In Training Magazine’s January/February 2014 issue, Consensus’ Stepping Into Their Shoes article shares practical advice for resolving conflict.
Stepping into their Shoes
A lot of our training – from Emotional Intelligence to Consultative Selling – promotes the idea of considering another person’s perspective. That’s easier said than done. Can you offer any advice on how to put it into practice?
A great way to understand another person’s point of view is to describe the situation the way the other person would tell the story to themselves, their friends, and their colleagues.
With very few exceptions, people tend to see themselves in a positive light. We feel that we act rationally and justly, show others appropriate respect, and are good people. We are the protagonists, if not the heroes, of our life’s story.
Unfortunately, when a conflict surfaces we tend to cast our counterpart in the role of antagonist or villain. We attribute all kinds of negative assumptions and characteristics to them. It’s how we easily make sense of the world, while protecting our “hero” status.
Our counterparts are no different. When they analyze that same conflict situation, they put themselves in the “hero” role. And, they draw on all kinds of data to support their position.
So, if you want to get a sense of how they look at the world, describe it the way they would…with them being the protagonist at center-stage.
For example, salespeople often experience clients pushing back on price. When I consult to these salespeople, they tend to describe the clients as being greedy, insensitive, and/or obtuse. “The client is trying to squeeze me, because they feel that they have the upper hand. They don’t even care if this eliminates our profit. Or maybe, they just don’t even understand what we’re bringing to the table, even though I’ve tried explaining it to them a thousand times.”
I ask these salespeople, “If I were sitting down your client, and I asked them to tell me what was going on in your situation, what would they say to me?” I emphasize that the client most likely would not say, “I am a greedy person who likes to squeeze salespeople as much as I can. I don’t want them to make any money off of me. Who cares if they could offer me real value?!”
What happens next can be transformative. The salesperson is pressed to see the client in a more complex and favorable light. They realize that the client has a separate set of pressures and constraints that they must respond to. For example, the salesperson might envision that their client’s narrative could be:
“I just stepped into this job, and I’m under tremendous scrutiny from my boss. I’ve been given a budget that I must adhere to, even if I think that it’s too low. I’ve looked at several providers, and several of them could meet our needs. However, I want to give the business to this person, because I really respect the way they’ve approached the sale. At the same time, they keep promoting certain aspects of their offering that really don’t matter to me – I don’t want to insult them, but I can’t justify paying for something we don’t need.
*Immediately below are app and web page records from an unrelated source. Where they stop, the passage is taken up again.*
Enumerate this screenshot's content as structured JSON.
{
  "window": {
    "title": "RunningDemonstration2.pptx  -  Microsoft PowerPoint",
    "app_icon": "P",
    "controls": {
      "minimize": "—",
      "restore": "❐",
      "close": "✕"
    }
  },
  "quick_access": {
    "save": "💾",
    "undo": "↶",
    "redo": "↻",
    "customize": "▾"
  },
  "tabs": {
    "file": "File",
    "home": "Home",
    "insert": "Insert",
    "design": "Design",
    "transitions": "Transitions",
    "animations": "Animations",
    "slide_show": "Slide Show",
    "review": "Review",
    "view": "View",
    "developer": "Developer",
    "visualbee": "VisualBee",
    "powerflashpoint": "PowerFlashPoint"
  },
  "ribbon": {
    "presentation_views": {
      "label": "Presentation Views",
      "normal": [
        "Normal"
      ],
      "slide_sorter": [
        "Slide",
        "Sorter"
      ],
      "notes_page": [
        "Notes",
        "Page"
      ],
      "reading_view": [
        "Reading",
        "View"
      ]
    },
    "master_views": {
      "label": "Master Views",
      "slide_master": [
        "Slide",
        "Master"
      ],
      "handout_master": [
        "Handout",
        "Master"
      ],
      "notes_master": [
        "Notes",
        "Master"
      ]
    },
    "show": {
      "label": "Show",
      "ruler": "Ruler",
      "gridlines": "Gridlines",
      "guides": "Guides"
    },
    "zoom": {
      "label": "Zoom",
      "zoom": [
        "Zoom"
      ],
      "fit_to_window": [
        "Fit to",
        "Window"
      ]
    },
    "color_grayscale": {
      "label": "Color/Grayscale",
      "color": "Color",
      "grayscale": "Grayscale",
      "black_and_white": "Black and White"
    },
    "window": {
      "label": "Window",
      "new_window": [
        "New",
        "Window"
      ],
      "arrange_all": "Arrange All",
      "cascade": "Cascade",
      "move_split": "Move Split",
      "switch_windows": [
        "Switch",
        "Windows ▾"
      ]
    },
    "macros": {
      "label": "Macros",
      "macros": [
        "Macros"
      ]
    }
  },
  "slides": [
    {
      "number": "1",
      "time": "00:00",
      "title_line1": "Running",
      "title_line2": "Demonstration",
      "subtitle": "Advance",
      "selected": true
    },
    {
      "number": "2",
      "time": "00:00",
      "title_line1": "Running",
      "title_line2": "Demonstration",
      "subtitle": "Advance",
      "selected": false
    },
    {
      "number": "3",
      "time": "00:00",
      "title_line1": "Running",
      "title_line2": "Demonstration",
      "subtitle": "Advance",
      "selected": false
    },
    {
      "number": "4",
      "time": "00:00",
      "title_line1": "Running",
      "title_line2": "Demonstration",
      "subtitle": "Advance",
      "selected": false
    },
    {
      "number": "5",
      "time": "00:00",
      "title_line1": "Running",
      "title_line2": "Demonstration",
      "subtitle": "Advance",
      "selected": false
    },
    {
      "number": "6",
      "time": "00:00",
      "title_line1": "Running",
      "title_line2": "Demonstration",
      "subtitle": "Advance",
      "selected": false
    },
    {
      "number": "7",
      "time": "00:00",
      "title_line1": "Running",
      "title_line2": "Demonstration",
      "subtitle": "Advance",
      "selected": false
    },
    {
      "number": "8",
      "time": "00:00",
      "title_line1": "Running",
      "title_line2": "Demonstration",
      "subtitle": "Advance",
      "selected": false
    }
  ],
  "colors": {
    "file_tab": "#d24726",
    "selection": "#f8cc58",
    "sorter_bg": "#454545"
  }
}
So, I’m doing my best to send them the work while staying within budget.”
To most effectively tell their story, try to consider the following:
• External factors and other parties that might be influencing or pressuring your counterpart
• The emotional impacts of the situation on your counterpart
• Your counterpart’s interests – the underlying motivators behind their demands (why they are asking for what they’re asking for)
• How your counterpart might see you and interpret your actions. You can poll your friends and colleagues about how they might see you if they were in your counterpart’s metaphorical shoes
You’ll know you’ve done a good job if you come away feeling sympathetic to your counterpart and to their situation. And, with your new insight, you’ll be ready to better address their needs and concerns and to collaboratively problem-solve together with them (rather than against them).